Cala Health’s flagship device is the Cala Trio, a wearable worn on the wrist to target the same site in the brain where tremor is well-controlled by deep brain stimulation (DBS) — the thalamus. Cala Trio is FDA cleared as an external upper limb tremor stimulator, available by prescription only.
Early on, the team found they could put motion sensors on the wearable to detect the speed of the tremor because oscillations in the brain are well-correlated to the speed of hand tremors.
“It’s typically between a slow tremor of about 4 Hz and a fast tremor of about 12 Hz,” Rosenbluth said. “So, we realized that onboard a single device, we could both measure the frequency or the speed of a patient’s tremor and deliver the electrical stimulation to treat the tremor. And by bringing those two areas of the individualized monitoring and calibrated stimulation into a wrist-worn form factor, we could offer patients tremor relief.”
In developing the device, Cala Health also had to figure out the optimal timing of the stimulation needed to interrupt the tremor signal sent from the hand and the wrist and to the brain. That distribution was an indicator that the signal from the nerves that pass very close to the skin near the carpal tunnel would be able to send a signal to the same location in the brain as DBS, but non-invasively.
The company’s transcutaneous afferent patterned stimulation (TAPS) therapy sends patterned signals to the brain across the skin to stimulate the thalamus. The therapy can be individualized and measure how fast each patient’s tremor is to deliver a signal that alternates between the medial and radial nerves in the wrist at the same frequency of the tremor. It can bring tremor relief both during and after the stimulation.
Patients wear the device for 40-minute sessions throughout the day as needed. The FDA clearance does not limit the number of sessions per day.
“To me, what was really exciting about that is offering the therapy that is truly meeting patients’ needs,” Rosenbluth said. “They are looking for help with everything from eating, drinking, doing buttons, signing checks. What we really wanted to do was develop a therapy that was usable by different patients for tremor relief.”
Dr. Yasar Torres-Yaghi is a neurology physician specializing in movement disorders and co-investigator on a home-use study of Cala Trio.
“It’s not just about the clinical tremor benefit we see, but the quality of life changes and the different functional impact — being able to hold things, for example, all the things that essential tremor can affect,” Torres-Yaghi said. “Telling [patients] that those things that they are doing might be able to improve with non-pharmacological therapy does open their eyes. You can see very happily surprised looks in patients’ eyes.”
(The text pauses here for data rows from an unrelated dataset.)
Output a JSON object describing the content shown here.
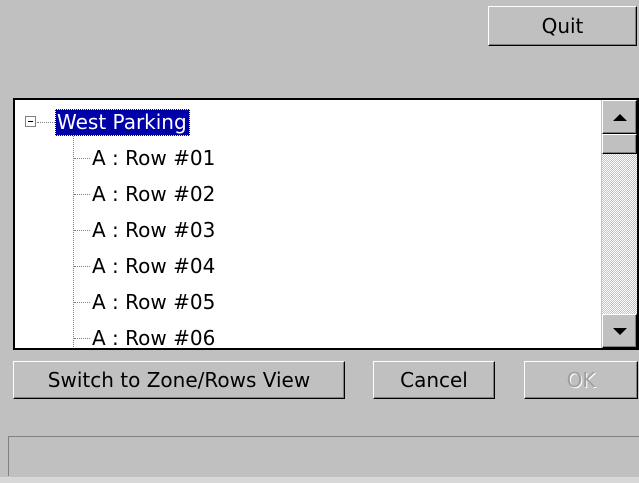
{
  "toolbar": {
    "quit_label": "Quit"
  },
  "tree": {
    "root": {
      "label": "West Parking",
      "expanded": true,
      "selected": true
    },
    "items": [
      {
        "label": "A : Row #01"
      },
      {
        "label": "A : Row #02"
      },
      {
        "label": "A : Row #03"
      },
      {
        "label": "A : Row #04"
      },
      {
        "label": "A : Row #05"
      },
      {
        "label": "A : Row #06"
      }
    ],
    "scroll_position": 0
  },
  "actions": {
    "switch_label": "Switch to Zone/Rows View",
    "cancel_label": "Cancel",
    "ok_label": "OK",
    "ok_enabled": false
  },
  "status": {
    "text": ""
  },
  "colors": {
    "window_bg": "#c0c0c0",
    "selection_bg": "#0000a8",
    "disabled_text": "#a0a0a0"
  },
  "icons": {
    "expander": "minus-box-icon",
    "scroll_up": "up-arrow-icon",
    "scroll_down": "down-arrow-icon"
  }
}
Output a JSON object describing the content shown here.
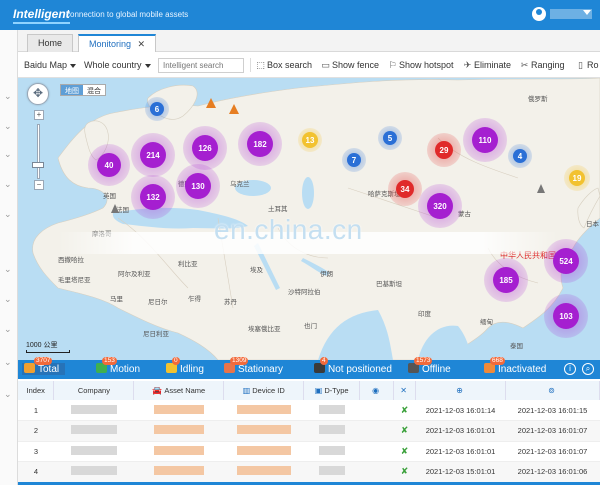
{
  "header": {
    "logo": "Intelligent",
    "tagline": "connection to global mobile assets",
    "user_caret": "▾"
  },
  "tabs": [
    {
      "label": "Home",
      "active": false
    },
    {
      "label": "Monitoring",
      "active": true,
      "close": "✕"
    }
  ],
  "toolbar": {
    "map_source": "Baidu Map",
    "region": "Whole country",
    "search_placeholder": "Intelligent search",
    "box_search": "Box search",
    "show_fence": "Show fence",
    "show_hotspot": "Show hotspot",
    "eliminate": "Eliminate",
    "ranging": "Ranging",
    "more": "Ro"
  },
  "map": {
    "map_type_options": [
      "地图",
      "混合"
    ],
    "selected_map_type": "地图",
    "scale_label": "1000 公里",
    "watermark": "en.china.cn",
    "labels": [
      {
        "text": "英国",
        "color": "#555"
      },
      {
        "text": "法国",
        "color": "#555"
      },
      {
        "text": "德国",
        "color": "#555"
      },
      {
        "text": "乌克兰",
        "color": "#555"
      },
      {
        "text": "土耳其",
        "color": "#555"
      },
      {
        "text": "利比亚",
        "color": "#555"
      },
      {
        "text": "埃及",
        "color": "#555"
      },
      {
        "text": "阿尔及利亚",
        "color": "#555"
      },
      {
        "text": "马里",
        "color": "#555"
      },
      {
        "text": "尼日尔",
        "color": "#555"
      },
      {
        "text": "乍得",
        "color": "#555"
      },
      {
        "text": "苏丹",
        "color": "#555"
      },
      {
        "text": "尼日利亚",
        "color": "#555"
      },
      {
        "text": "沙特阿拉伯",
        "color": "#555"
      },
      {
        "text": "伊朗",
        "color": "#555"
      },
      {
        "text": "印度",
        "color": "#555"
      },
      {
        "text": "巴基斯坦",
        "color": "#555"
      },
      {
        "text": "哈萨克斯坦",
        "color": "#555"
      },
      {
        "text": "蒙古",
        "color": "#555"
      },
      {
        "text": "中华人民共和国",
        "color": "#d22"
      },
      {
        "text": "俄罗斯",
        "color": "#555"
      },
      {
        "text": "也门",
        "color": "#555"
      },
      {
        "text": "埃塞俄比亚",
        "color": "#555"
      },
      {
        "text": "毛里塔尼亚",
        "color": "#555"
      },
      {
        "text": "西撒哈拉",
        "color": "#555"
      },
      {
        "text": "摩洛哥",
        "color": "#555"
      },
      {
        "text": "泰国",
        "color": "#555"
      },
      {
        "text": "缅甸",
        "color": "#555"
      },
      {
        "text": "日本",
        "color": "#555"
      }
    ],
    "clusters": [
      {
        "count": "40",
        "color": "#a51fd0"
      },
      {
        "count": "214",
        "color": "#a51fd0"
      },
      {
        "count": "126",
        "color": "#a51fd0"
      },
      {
        "count": "182",
        "color": "#a51fd0"
      },
      {
        "count": "6",
        "color": "#2a6fd6"
      },
      {
        "count": "13",
        "color": "#f2c230"
      },
      {
        "count": "5",
        "color": "#2a6fd6"
      },
      {
        "count": "7",
        "color": "#2a6fd6"
      },
      {
        "count": "29",
        "color": "#e02a2a"
      },
      {
        "count": "110",
        "color": "#a51fd0"
      },
      {
        "count": "4",
        "color": "#2a6fd6"
      },
      {
        "count": "19",
        "color": "#f2c230"
      },
      {
        "count": "132",
        "color": "#a51fd0"
      },
      {
        "count": "130",
        "color": "#a51fd0"
      },
      {
        "count": "34",
        "color": "#e02a2a"
      },
      {
        "count": "320",
        "color": "#a51fd0"
      },
      {
        "count": "524",
        "color": "#a51fd0"
      },
      {
        "count": "185",
        "color": "#a51fd0"
      },
      {
        "count": "103",
        "color": "#a51fd0"
      }
    ]
  },
  "status_tabs": [
    {
      "label": "Total",
      "badge": "3707",
      "active": true
    },
    {
      "label": "Motion",
      "badge": "153",
      "active": false
    },
    {
      "label": "Idling",
      "badge": "0",
      "active": false
    },
    {
      "label": "Stationary",
      "badge": "1309",
      "active": false
    },
    {
      "label": "Not positioned",
      "badge": "4",
      "active": false
    },
    {
      "label": "Offline",
      "badge": "1573",
      "active": false
    },
    {
      "label": "Inactivated",
      "badge": "668",
      "active": false
    }
  ],
  "status_icons": [
    "info-icon",
    "search-icon"
  ],
  "table": {
    "headers": [
      "Index",
      "Company",
      "Asset Name",
      "Device ID",
      "D-Type",
      "",
      "",
      "",
      ""
    ],
    "rows": [
      {
        "index": "1",
        "t1": "2021-12-03 16:01:14",
        "t2": "2021-12-03 16:01:15"
      },
      {
        "index": "2",
        "t1": "2021-12-03 16:01:01",
        "t2": "2021-12-03 16:01:07"
      },
      {
        "index": "3",
        "t1": "2021-12-03 16:01:01",
        "t2": "2021-12-03 16:01:07"
      },
      {
        "index": "4",
        "t1": "2021-12-03 15:01:01",
        "t2": "2021-12-03 16:01:06"
      }
    ]
  },
  "colors": {
    "brand": "#1f86d6",
    "purple_cluster": "#a51fd0",
    "red_cluster": "#e02a2a",
    "blue_cluster": "#2a6fd6",
    "yellow_cluster": "#f2c230"
  }
}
A future in treating central nervous system conditions
Cala Health aims to use the noninvasive therapy in treating other conditions. It recently received FDA breakthrough device designation for expansion into hand tremors associated with Parkinson’s disease.
“As we saw increasing success in growing our healthcare professional confidence in our technology and also the patients’ receptivity to the wearable technology, this year we are likely to 4X our sales footprint, so we’re going to be growing revenue substantially over the next few years,” Ryan said.
In some of Cala Health’s larger clinical studies, there were tens of thousands of data points of individual sessions by individual patients that could be captured and measured noninvasively to treat essential tremor, Rosenbluth said. Using that information, the company is focusing on indications where a peripheral nerve can be stimulated to signal into the central nervous system and have physiological signals that calibrate the stimulation to get the best possible efficacy for a patient.
“It’s really interesting when you look at these sort of platform technologies where I deeply believe that by bringing together areas of physiologic monitoring and of stimulation, critically we think of this sort of as sensing and treating. That’s what was so beautiful about tremor as a first place to start,” Rosenbluth said. “You could use the same motion sensors that are used onboard the device to calibrate the stimulation and measure someone’s tremor and actually measure efficacy on a per patient, per dose.”